* _Try it_
Whenever a line in the material below includes "description", copy that line.

* _Source information_
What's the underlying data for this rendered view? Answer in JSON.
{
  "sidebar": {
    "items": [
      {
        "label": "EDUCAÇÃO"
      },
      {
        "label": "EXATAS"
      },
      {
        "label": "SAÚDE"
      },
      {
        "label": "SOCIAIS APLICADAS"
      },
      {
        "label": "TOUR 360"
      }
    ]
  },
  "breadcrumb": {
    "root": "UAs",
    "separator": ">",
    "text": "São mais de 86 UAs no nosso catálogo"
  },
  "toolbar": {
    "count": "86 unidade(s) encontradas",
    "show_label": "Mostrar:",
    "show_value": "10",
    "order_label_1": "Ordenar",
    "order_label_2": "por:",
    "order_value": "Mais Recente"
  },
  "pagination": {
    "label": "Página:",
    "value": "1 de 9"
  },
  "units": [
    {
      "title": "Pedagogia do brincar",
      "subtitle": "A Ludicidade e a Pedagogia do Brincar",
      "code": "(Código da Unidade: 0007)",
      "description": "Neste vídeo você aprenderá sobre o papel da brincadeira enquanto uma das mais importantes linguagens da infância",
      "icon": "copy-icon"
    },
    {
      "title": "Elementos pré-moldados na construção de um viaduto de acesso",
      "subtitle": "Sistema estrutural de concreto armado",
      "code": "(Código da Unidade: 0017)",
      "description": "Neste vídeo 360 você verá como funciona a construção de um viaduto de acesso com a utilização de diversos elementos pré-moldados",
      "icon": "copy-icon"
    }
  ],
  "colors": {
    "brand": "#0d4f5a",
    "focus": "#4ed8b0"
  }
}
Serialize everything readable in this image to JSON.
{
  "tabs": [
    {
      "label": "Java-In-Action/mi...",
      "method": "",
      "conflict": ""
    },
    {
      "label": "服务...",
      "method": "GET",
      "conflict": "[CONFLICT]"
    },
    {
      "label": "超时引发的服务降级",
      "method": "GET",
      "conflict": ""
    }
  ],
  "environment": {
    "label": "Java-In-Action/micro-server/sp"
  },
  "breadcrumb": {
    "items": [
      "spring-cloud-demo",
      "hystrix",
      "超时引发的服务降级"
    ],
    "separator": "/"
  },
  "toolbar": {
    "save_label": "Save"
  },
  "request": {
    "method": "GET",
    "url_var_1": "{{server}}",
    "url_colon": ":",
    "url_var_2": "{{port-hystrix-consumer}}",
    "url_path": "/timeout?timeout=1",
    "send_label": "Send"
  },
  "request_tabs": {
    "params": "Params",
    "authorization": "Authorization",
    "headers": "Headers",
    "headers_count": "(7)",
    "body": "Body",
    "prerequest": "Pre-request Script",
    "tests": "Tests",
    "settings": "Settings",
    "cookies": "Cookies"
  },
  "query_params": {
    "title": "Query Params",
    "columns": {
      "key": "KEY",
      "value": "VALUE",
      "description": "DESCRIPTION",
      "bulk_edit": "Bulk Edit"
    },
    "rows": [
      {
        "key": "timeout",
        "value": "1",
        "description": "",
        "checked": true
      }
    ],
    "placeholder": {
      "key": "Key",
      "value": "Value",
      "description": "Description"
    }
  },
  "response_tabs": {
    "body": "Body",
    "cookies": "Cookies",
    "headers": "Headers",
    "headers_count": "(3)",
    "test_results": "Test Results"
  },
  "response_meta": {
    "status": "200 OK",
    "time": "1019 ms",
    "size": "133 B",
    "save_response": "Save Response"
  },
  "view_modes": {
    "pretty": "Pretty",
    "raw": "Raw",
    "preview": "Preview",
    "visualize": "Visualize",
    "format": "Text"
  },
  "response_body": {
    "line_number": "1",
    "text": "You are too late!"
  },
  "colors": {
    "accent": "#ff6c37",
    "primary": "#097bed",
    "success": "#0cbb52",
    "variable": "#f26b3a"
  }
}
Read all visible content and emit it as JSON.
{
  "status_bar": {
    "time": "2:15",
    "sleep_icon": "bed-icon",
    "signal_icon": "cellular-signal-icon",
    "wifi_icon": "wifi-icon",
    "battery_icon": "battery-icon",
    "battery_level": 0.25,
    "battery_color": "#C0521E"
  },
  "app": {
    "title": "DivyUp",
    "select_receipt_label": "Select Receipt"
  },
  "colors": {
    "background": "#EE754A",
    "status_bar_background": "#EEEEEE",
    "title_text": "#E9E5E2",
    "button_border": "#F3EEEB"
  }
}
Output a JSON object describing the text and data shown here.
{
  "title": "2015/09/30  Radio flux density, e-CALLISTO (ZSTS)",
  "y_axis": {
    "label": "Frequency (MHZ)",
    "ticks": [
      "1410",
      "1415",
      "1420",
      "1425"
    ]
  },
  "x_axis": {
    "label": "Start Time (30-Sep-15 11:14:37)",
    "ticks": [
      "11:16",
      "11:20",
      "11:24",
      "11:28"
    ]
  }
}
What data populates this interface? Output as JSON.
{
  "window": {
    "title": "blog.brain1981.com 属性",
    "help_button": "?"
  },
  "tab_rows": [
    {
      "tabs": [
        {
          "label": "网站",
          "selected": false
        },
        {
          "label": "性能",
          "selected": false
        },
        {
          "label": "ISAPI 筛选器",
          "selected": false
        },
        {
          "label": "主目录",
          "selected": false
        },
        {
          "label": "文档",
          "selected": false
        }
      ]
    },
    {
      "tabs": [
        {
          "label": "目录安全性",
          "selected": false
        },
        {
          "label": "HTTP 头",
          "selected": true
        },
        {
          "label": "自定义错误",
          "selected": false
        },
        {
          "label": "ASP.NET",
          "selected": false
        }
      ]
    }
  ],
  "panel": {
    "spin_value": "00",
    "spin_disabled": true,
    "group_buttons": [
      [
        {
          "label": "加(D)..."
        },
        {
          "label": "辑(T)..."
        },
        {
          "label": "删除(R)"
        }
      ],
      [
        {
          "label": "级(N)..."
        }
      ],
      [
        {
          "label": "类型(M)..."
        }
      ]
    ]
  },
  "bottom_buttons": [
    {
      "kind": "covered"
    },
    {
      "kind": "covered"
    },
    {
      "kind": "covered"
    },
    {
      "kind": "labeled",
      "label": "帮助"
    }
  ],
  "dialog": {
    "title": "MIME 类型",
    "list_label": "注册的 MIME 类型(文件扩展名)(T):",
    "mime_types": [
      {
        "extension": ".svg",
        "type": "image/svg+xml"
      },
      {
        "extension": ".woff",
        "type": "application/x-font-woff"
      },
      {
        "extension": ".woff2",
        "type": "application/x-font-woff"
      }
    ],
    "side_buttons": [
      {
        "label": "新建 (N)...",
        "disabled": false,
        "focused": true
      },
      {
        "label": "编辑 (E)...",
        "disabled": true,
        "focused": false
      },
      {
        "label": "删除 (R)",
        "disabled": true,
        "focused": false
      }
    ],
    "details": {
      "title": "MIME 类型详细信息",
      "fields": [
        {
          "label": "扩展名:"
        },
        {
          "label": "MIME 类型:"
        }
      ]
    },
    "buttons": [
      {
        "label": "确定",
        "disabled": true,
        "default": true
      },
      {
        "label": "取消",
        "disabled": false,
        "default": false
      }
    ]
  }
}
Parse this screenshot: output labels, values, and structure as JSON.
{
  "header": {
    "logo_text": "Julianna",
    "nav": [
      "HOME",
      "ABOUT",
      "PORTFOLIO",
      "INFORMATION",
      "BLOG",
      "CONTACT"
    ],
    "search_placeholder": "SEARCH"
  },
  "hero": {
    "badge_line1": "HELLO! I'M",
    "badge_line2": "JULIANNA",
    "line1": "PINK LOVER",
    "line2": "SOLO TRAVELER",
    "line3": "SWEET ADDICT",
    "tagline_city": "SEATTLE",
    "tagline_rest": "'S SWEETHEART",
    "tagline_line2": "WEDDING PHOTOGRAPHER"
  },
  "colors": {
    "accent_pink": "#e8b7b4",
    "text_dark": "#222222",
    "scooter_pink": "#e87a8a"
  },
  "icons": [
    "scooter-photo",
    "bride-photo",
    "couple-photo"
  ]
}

* _Answer for this exercise_
      "description": "Neste vídeo você aprenderá sobre o papel da brincadeira enquanto uma das mais importantes linguagens da infância",
      "description": "Neste vídeo 360 você verá como funciona a construção de um viaduto de acesso com a utilização de diversos elementos pré-moldados",
      "description": "DESCRIPTION",
        "description": "",
      "description": "Description"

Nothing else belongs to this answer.